10:00 PM – Carrasco just retired the Astros in the seventh on eight pitches; Good Guys still up 2-0
Just expanded that table from earlier—a more thorough reckoning of how not to win a playoff berth:
|Month||Runs Scored||Runs Allowed||DIFF|
In case you need tabular evidence, September has been a nut-kicker of epic proportions. But at least we have endless winter to look forward to.
10:11 PM – Indians take their 2-0 lead to the bottom of the eighth. Carrasco coming back out.
10:16 PM – The bottom of the eighth takes five more pitches, which brings Carrasco’s total to 84 on the night. Only two Astros have reached base against him.
Once, when the Indians didn’t trust Carlos Carrasco, they signed Brett Myers, the closest thing baseball has to Guy Fieri. Which is to say, a man who attempts to hide his gross lack of proficiency with “personality”, “flair” and “attitude”, all of which make you despise him even more.
10:24 PM – The Indians go down in order in the top of the ninth, and Cookie is coming back out for a shot at a “Maddux”.
10:26 PM – Strikeout 11; pitch 87. Thirteen pitches to get two outs. THESE GO TO ELEVEN.
10:29 PM – Uh oh. A 3-0 count to start, but Carrasco fights back to get Presley to fly out to left on the 92nd pitch of the night. One more to go.
10:31 PM – Booo. A soft grounder to short from Altuve puts the pressure on Jose Ramirez, who throws the ball away. Carrasco to face Dexter Fowler as the potential tying run.
10:32 PM – BALLGAME! On the 98th pitch of the night, Cookie Carrasco strikes out Fowler for the complete game shutout. That’s the Indians’ second Maddux of the year (Kluber), and it ties Cliff Lee’s team record of 12Ks in a CGSHO with fewer than 100 pitches.
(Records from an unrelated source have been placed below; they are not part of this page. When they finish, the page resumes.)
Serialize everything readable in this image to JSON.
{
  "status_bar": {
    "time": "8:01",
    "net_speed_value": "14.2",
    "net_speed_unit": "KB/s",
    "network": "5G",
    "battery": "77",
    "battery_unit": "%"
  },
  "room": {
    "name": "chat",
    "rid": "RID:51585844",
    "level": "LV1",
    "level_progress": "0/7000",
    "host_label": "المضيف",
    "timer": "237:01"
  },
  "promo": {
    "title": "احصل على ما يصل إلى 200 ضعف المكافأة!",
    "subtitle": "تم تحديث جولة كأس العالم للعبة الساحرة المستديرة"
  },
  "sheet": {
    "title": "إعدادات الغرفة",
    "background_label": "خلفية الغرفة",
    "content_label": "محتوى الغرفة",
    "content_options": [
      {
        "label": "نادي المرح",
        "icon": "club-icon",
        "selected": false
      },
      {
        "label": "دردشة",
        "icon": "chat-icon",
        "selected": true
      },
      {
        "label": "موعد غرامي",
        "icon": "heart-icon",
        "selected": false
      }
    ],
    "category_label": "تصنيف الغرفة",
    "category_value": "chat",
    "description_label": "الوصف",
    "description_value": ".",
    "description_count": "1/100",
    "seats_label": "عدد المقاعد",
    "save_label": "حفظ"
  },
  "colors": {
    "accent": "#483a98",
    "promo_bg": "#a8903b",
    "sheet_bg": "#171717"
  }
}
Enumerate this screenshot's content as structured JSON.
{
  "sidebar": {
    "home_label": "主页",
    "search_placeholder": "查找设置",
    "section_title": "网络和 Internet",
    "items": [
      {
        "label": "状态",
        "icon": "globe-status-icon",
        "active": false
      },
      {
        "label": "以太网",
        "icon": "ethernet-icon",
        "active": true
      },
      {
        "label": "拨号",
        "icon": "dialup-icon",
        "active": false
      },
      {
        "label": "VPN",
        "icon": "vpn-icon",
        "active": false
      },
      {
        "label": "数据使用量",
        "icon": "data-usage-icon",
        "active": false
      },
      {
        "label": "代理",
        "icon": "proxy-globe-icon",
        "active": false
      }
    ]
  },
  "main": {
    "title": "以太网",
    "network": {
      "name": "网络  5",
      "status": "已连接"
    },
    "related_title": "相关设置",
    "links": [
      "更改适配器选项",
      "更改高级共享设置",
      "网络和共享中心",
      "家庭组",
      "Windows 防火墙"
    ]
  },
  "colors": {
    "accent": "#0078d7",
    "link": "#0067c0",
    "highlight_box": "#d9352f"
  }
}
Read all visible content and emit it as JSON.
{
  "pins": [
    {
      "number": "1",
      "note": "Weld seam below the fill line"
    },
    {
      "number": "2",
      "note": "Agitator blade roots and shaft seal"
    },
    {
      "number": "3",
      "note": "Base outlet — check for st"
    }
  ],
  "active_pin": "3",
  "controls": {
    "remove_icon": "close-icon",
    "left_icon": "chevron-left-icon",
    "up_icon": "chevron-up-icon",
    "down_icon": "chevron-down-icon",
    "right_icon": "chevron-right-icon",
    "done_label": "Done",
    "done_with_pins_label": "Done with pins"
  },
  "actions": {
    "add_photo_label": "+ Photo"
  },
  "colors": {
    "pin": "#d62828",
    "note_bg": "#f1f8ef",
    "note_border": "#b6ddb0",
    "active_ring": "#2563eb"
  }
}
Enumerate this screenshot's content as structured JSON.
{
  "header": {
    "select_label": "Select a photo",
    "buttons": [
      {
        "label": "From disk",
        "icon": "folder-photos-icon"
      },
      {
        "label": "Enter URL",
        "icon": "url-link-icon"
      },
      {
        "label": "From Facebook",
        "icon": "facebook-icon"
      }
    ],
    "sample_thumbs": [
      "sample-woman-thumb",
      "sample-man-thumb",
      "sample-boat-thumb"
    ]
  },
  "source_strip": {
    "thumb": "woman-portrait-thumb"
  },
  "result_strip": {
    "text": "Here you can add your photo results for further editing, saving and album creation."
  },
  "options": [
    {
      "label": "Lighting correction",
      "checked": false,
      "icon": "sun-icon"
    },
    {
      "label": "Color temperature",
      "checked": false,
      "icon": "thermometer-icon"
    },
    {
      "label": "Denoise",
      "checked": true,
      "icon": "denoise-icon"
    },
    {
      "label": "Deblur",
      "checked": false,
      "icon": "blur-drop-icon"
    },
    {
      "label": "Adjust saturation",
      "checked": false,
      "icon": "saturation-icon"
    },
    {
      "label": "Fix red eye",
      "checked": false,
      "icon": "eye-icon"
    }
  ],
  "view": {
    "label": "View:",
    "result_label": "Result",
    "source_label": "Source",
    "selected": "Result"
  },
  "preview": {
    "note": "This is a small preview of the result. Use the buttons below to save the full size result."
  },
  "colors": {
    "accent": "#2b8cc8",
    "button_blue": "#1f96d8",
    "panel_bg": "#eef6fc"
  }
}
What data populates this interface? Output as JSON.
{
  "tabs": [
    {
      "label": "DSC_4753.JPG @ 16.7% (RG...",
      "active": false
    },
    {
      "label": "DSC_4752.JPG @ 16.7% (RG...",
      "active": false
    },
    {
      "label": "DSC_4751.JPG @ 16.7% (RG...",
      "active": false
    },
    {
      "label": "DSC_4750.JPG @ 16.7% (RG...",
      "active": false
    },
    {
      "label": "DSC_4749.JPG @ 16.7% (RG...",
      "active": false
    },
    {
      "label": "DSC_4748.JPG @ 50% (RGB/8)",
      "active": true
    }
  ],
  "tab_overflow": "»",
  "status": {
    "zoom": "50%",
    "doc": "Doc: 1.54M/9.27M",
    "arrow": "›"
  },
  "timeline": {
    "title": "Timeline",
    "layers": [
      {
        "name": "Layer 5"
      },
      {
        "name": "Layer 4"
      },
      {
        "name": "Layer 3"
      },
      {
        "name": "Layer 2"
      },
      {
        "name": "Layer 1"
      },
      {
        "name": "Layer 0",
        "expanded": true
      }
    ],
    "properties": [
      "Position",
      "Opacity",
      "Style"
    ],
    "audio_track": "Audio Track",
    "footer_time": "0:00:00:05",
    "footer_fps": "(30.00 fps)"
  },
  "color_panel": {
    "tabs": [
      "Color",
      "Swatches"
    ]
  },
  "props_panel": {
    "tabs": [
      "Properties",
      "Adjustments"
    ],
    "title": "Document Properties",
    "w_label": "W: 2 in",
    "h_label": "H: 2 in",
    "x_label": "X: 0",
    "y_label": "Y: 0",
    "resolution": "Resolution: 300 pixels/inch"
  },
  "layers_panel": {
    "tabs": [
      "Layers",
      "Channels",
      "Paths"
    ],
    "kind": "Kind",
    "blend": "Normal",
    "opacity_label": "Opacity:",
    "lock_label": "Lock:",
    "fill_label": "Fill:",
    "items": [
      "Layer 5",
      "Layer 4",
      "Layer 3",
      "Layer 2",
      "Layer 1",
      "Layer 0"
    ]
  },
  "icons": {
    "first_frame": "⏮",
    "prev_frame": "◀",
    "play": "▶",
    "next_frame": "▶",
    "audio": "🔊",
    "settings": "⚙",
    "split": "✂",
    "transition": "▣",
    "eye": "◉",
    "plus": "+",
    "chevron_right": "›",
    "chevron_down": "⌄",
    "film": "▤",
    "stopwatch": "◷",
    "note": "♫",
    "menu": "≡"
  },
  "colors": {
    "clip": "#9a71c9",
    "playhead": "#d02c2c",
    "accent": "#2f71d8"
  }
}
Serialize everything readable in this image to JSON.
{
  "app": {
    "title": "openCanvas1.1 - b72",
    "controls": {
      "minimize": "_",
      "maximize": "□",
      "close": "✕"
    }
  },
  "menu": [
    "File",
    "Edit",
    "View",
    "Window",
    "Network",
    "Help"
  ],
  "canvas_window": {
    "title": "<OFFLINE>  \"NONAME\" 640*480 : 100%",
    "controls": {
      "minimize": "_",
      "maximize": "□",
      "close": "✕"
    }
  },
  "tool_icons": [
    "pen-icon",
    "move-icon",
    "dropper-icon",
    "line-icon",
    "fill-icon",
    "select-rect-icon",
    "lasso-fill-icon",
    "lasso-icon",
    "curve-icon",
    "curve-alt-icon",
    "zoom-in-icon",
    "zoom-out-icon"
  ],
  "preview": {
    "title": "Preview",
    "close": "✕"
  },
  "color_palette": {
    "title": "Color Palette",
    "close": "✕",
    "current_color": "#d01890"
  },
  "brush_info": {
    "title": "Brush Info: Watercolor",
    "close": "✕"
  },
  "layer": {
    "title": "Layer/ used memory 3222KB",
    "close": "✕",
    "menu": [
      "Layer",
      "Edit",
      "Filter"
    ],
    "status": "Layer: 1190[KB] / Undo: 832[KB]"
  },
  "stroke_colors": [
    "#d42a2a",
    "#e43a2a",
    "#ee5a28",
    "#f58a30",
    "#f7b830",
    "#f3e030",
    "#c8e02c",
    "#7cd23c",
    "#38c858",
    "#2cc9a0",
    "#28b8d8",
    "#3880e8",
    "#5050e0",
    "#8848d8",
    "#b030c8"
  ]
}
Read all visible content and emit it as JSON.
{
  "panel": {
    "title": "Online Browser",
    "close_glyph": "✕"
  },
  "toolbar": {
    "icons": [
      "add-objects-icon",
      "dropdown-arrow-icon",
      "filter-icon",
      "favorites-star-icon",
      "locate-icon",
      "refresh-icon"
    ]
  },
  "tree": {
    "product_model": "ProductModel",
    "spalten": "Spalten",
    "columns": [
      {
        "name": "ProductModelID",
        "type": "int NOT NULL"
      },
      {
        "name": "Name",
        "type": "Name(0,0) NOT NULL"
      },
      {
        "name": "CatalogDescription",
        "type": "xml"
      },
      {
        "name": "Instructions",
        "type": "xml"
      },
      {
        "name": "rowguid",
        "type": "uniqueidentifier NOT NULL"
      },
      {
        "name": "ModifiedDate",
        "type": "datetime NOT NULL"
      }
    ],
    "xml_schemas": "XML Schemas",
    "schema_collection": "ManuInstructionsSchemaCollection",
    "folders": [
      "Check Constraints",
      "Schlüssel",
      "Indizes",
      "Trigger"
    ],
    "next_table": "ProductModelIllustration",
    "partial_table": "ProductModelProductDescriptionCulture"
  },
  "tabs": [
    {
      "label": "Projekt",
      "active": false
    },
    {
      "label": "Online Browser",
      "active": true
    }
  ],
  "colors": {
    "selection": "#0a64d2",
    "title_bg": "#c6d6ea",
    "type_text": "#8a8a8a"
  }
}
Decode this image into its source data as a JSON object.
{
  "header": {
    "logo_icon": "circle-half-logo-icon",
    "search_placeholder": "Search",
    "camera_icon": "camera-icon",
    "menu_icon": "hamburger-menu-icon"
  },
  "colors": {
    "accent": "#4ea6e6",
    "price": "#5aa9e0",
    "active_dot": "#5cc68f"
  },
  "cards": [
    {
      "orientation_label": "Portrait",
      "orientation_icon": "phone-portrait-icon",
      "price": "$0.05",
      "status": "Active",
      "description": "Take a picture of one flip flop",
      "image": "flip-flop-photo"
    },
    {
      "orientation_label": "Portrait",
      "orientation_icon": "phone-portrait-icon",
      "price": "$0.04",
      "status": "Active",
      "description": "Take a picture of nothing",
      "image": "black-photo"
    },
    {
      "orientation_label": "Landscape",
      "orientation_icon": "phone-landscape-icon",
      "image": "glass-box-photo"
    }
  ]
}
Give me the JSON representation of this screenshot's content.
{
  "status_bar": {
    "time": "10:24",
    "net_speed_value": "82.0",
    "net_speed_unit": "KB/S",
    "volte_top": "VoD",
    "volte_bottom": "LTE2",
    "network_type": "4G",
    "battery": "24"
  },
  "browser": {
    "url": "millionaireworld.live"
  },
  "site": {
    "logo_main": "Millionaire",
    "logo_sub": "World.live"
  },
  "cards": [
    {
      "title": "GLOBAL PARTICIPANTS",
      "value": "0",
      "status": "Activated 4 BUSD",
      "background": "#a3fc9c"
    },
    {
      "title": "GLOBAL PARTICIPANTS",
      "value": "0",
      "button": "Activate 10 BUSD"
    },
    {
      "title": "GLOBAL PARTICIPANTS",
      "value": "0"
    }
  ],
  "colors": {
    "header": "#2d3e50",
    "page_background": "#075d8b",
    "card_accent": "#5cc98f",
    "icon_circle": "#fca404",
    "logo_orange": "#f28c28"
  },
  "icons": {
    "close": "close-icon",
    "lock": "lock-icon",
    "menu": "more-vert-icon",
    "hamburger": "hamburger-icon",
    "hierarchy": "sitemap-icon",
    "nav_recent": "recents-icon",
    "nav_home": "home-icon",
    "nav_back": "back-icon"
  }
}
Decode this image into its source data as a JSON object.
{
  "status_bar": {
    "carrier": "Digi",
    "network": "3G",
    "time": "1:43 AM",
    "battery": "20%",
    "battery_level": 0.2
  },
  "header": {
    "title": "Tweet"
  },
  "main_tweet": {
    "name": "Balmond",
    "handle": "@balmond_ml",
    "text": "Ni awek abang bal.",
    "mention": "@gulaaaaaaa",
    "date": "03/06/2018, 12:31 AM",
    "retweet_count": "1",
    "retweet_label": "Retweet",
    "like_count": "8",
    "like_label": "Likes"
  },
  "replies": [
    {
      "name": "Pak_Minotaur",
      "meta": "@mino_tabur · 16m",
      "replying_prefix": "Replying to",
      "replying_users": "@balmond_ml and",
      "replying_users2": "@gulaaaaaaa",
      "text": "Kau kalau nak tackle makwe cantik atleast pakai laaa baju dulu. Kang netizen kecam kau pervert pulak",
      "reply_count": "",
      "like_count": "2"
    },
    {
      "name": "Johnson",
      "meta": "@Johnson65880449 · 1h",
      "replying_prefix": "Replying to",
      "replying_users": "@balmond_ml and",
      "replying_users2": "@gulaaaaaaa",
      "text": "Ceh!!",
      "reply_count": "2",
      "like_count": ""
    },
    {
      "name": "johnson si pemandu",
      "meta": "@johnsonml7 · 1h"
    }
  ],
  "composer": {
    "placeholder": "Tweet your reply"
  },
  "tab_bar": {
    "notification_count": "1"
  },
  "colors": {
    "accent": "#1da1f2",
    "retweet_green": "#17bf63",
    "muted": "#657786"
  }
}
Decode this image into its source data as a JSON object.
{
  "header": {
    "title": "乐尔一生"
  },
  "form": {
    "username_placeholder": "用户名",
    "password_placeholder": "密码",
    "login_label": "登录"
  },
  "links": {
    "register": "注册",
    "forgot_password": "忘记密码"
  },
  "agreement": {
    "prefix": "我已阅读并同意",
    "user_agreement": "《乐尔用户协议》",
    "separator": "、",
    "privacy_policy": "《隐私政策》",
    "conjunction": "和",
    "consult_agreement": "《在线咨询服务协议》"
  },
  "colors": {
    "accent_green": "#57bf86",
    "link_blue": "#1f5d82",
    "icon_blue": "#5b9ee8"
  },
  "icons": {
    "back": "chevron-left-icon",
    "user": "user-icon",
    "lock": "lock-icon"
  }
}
I hate to be this guy, but I cannot wait to watch this pitching staff next season. The lineup has been a huge disappointment, which feels odd to say, given the breakout years from Gomes, Chisenhall, and Brantley. But this rotation… My goodness: you could dream on group like Kluber, Bauer, Salazar and Carrasco. I already am.